Issue - decisions

Equality Streets Scrutiny Commission report

12/04/2017 - Equality Streets Scrutiny Commission report

The Deputy Leader of the Council (Finance and Resources), Councillor Imogen Walker, introduced the report and noted:

·           Parking and the environment were highly important to residents.

·           The commission’s recommendations would have positive equalities impacts, particularly on health (via improving air quality and encouraging active travel).

·           Councillors Hill and Haselden were thanked for their hard work leading the Commission.

 

Councillor Robert Hill, Co-Chair of the Equality Streets Scrutiny Commission, added the following:

·           The report included recommendations on parking, air quality, and street management, and would dovetail into several other council initiatives, such as the air quality action plan, the long term transport strategy and the parking feasibility study.

·           Input was received from a range of stakeholders.

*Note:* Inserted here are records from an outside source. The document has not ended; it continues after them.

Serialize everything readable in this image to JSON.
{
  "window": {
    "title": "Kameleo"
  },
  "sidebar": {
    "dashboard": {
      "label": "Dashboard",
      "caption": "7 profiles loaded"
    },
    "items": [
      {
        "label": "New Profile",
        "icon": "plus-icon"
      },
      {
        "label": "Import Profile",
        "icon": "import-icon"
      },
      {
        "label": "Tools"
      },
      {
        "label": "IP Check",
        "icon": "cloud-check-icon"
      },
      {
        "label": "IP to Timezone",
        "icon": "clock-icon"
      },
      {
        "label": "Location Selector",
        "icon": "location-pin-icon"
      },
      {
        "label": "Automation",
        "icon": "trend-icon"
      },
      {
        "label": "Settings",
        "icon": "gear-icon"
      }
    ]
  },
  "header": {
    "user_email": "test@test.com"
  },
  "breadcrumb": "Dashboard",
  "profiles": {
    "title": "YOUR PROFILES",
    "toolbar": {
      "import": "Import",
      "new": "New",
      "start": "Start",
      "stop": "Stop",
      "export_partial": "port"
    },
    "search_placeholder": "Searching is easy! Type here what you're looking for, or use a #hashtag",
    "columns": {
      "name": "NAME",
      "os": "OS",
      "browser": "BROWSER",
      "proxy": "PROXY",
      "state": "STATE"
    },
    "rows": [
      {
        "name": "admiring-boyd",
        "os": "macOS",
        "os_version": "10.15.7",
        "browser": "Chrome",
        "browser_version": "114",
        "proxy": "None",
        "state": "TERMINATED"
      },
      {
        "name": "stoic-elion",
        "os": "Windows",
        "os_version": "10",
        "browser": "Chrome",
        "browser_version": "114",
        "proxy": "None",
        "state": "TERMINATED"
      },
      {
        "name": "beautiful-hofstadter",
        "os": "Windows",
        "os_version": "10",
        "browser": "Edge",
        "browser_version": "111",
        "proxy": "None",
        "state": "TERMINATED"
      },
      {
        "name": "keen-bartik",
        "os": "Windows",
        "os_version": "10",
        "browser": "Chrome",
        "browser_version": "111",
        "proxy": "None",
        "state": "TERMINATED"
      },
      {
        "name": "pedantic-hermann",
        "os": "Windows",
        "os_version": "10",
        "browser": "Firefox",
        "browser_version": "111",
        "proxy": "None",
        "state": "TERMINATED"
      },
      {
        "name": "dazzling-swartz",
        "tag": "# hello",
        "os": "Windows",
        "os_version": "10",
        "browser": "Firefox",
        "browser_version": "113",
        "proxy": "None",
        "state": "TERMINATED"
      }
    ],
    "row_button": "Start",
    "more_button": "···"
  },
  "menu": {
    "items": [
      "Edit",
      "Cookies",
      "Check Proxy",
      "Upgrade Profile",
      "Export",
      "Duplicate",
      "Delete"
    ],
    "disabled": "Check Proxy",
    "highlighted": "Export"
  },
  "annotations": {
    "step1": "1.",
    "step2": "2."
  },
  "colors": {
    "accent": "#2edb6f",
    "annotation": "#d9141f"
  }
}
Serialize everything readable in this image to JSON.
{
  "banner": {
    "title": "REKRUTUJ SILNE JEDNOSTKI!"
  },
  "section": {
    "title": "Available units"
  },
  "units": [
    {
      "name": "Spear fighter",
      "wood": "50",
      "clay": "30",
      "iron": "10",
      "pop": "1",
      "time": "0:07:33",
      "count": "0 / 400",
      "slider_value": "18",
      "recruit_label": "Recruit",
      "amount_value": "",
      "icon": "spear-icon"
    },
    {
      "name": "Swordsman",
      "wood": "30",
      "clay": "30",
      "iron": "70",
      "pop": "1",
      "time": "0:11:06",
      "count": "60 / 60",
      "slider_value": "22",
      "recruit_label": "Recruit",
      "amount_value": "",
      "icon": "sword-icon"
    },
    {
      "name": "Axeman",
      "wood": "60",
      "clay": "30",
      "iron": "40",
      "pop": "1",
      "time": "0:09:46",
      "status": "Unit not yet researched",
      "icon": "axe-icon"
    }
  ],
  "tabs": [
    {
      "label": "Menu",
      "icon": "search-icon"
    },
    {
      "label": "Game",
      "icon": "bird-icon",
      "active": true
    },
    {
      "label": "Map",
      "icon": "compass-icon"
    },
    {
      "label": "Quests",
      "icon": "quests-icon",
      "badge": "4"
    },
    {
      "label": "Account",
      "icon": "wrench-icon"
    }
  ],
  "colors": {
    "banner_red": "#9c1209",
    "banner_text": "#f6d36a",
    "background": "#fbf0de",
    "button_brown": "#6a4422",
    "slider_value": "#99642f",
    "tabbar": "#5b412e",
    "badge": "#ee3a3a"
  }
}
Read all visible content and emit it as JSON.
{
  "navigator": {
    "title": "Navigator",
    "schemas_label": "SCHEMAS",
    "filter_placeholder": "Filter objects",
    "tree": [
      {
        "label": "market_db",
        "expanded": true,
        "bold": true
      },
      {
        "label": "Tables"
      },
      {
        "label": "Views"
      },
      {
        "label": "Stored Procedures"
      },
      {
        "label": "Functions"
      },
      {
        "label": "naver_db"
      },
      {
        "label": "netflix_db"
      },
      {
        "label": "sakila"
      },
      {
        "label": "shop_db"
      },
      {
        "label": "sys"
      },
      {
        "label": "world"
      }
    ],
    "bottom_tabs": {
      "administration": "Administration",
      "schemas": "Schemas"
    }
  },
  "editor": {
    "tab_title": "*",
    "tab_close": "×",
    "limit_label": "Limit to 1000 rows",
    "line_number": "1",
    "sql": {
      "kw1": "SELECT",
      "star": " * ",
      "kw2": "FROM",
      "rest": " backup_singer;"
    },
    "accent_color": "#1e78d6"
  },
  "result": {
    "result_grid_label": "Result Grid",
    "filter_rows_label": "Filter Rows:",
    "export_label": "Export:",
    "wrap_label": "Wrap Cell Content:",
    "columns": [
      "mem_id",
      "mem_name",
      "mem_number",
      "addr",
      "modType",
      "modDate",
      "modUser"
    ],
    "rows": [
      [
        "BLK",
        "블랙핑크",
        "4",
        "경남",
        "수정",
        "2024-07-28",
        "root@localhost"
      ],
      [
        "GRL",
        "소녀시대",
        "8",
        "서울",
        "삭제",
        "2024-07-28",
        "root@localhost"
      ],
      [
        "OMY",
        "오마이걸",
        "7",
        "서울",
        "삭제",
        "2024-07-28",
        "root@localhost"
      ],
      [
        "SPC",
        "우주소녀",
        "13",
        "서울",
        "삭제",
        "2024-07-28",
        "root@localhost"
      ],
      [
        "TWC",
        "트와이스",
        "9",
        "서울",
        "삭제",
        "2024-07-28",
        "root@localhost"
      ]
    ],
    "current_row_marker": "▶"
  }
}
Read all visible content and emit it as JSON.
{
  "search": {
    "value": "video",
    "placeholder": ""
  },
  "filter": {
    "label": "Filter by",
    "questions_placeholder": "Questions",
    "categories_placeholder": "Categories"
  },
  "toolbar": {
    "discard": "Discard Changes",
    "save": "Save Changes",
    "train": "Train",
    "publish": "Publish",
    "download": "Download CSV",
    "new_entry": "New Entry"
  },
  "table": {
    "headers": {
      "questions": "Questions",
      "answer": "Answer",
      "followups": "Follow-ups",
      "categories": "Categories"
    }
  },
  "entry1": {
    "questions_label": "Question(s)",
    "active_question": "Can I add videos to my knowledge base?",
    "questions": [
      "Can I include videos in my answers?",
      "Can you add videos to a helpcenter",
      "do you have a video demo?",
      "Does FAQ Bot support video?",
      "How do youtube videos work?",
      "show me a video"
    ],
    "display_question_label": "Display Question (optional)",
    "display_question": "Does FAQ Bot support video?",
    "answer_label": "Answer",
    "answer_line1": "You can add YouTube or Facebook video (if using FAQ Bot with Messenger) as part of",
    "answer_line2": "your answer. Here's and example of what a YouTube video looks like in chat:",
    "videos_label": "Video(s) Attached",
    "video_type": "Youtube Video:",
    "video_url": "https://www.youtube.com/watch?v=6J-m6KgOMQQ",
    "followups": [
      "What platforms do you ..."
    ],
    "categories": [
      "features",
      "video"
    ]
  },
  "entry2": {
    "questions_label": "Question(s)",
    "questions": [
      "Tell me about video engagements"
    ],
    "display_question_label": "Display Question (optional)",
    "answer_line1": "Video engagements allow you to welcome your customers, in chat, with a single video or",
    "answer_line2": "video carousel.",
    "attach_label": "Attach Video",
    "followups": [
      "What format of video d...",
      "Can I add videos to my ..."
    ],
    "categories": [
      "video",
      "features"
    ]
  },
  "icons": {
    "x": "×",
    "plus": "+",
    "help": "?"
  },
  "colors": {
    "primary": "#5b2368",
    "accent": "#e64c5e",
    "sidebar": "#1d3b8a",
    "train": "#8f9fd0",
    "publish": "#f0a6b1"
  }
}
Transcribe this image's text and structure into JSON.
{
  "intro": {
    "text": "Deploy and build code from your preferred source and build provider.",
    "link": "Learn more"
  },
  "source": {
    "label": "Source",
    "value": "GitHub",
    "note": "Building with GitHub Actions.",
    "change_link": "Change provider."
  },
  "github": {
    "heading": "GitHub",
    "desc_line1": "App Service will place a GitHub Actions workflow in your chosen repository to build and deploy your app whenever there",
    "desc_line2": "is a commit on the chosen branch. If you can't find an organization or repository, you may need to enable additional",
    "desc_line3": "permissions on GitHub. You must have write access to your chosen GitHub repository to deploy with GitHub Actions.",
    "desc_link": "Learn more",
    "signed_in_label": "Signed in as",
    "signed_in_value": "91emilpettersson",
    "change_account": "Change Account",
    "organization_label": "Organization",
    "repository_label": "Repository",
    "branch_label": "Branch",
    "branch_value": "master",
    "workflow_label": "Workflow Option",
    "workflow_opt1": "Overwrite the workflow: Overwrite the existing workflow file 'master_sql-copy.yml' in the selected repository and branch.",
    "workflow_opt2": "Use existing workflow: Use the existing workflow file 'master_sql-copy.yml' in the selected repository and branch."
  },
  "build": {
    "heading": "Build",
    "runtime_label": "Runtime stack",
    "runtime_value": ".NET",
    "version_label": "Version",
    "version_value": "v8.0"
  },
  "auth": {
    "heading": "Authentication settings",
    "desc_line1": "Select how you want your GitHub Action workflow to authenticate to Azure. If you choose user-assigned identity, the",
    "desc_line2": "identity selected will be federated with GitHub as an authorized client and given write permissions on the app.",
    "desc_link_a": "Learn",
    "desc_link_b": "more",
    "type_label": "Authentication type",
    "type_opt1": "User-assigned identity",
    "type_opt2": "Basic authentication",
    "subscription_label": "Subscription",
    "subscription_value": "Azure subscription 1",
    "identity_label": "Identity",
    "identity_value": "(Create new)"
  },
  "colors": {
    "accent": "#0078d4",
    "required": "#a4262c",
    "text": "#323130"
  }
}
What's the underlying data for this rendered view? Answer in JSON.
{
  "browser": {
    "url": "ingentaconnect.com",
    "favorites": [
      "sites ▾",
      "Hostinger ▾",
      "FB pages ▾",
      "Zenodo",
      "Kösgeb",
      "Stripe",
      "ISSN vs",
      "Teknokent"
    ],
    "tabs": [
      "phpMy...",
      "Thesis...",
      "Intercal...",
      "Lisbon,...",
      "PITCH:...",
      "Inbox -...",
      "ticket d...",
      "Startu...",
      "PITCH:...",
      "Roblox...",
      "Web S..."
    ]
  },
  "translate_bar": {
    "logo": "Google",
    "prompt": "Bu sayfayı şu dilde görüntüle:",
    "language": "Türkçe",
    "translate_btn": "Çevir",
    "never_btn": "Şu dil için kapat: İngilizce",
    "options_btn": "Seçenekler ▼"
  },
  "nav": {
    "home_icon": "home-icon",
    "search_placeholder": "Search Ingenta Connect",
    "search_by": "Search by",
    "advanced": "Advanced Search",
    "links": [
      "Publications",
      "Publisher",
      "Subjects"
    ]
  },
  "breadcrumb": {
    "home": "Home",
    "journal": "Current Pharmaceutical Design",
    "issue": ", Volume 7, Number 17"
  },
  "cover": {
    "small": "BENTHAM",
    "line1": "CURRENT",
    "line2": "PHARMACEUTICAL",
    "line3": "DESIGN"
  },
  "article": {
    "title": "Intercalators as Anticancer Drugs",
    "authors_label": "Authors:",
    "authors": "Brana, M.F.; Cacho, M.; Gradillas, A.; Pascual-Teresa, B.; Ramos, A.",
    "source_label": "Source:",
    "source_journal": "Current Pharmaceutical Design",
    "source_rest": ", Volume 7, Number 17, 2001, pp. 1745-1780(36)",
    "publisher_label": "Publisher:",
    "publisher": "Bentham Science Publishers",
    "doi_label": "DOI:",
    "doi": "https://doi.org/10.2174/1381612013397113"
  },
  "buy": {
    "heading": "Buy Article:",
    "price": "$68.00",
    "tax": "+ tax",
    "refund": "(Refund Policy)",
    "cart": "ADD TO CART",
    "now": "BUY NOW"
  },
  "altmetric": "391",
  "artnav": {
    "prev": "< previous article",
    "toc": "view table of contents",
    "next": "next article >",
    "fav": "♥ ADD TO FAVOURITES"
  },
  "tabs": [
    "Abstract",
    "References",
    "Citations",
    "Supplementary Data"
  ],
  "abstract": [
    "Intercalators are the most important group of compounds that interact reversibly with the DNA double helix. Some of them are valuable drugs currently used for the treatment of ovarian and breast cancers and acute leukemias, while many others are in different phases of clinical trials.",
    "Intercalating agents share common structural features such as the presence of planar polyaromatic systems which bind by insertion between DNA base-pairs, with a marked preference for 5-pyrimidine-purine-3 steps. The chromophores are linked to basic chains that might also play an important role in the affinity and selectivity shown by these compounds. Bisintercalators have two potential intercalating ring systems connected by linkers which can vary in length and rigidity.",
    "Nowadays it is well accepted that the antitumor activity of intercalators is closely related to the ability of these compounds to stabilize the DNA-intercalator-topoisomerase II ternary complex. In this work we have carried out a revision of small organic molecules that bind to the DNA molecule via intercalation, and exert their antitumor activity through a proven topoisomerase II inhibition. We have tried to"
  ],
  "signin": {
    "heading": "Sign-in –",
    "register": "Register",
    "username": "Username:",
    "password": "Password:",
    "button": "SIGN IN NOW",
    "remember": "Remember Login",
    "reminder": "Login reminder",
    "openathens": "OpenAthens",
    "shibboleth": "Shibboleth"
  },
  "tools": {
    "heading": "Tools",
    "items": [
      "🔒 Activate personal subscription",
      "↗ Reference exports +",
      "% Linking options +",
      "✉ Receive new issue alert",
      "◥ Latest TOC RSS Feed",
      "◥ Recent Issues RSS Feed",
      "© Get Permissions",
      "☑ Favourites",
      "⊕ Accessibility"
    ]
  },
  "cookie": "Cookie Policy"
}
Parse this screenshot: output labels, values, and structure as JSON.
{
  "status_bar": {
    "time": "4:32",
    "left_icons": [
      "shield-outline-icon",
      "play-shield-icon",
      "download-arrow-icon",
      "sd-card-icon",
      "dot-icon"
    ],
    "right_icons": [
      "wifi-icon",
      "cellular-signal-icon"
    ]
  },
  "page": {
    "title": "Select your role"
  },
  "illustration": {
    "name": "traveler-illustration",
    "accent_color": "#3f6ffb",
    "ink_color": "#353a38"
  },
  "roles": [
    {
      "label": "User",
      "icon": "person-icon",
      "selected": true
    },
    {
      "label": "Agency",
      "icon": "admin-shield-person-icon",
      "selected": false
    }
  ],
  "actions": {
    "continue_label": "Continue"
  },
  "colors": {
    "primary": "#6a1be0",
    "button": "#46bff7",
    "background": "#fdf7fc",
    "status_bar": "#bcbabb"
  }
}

·           In relation to the action plan, a number of responses were flagged that did not fully address the recommendations and should therefore be strengthened. These were: the need for cycle hangar, car club and electric charging provision to be considered in a systematic way to ensure borough-wide coverage (recommendation 7); consideration of the use of pool bikes for essential staff travel (recommendation 8); an expectation that officers would actively pursue an annual charge for crossovers (recommendation 12); a firm commitment that information regarding the importance of the “Pedestrian Pound” to businesses would be disseminated to Business Improvement District (BID) members; and the need for publicity around the ways in which the parking surplus is spent (as opposed to simply the figures).

·           Changing behaviours and attitudes was key.

·           Although the commission endorsed the principle of a borough-wide Controlled Parking Zone (CPZ), different hours of operation would likely be appropriate in different areas. Any such CPZ(s) should be subject to local consultation.

 

Members made the following comments:

·           The Council had been grappling with parking stress for a long time and any solution would require behavioural changes around car usage.

·           The Council needed to ensure that mobility issues were handled correctly (recommendations 1 and 5), with dropped kerbs and considered design required. It was hoped the commission’s report would encourage those designing new housing estates to properly consider such issues.

·           The Council should take account of the diverse needs of people using different forms of transport when looking at borough-wide parking provision.

·           There needed to be a focus on the psychology of individuals, as residents used their car to travel to town centres and pollution was caused by those looking for a parking space, particularly in Norwood. 

 

Simon Phillips, Transport Manager, responded to questions from Members:

·           It was essential that transport proposals considered future population growth. Residents and stakeholders should be bought into the proposals.

·           Any borough-wide CPZ would only be introduced following sufficient evidence and consultation with local people.  The Council had recently consulted on two new CPZs.

·           The Council needed to ensure that its messages on reducing private car usage, such as encouraging smarter driving via car-sharing schemes, was received by local people.

·           He agreed with the comments regarding dropped kerbs and stated that Capital Programmes were putting in processes to ensure different ability and access needs were fully taken account of in public realm schemes.

 

The Leader of the Council, Councillor Lib Peck, thanked Scrutiny members, Councillors Hill and Haselden and officers for designing an integrated and compelling vision of good sustainable transport in Lambeth.  She also noted air quality campaigning had resulted in the London Mayor ensuring that Lambeth had the second low emissions corridor, and this report would help reinforce that positive change.

 

RESOLVED:

1.         To receive the report and recommendations of the Equality Streets Scrutiny Commission (Appendix 1).

2.         To approve the action plan prepared in response to the Commission’s recommendations (Appendix 2) and to note that it will be reviewed in September 2017 and September 2018.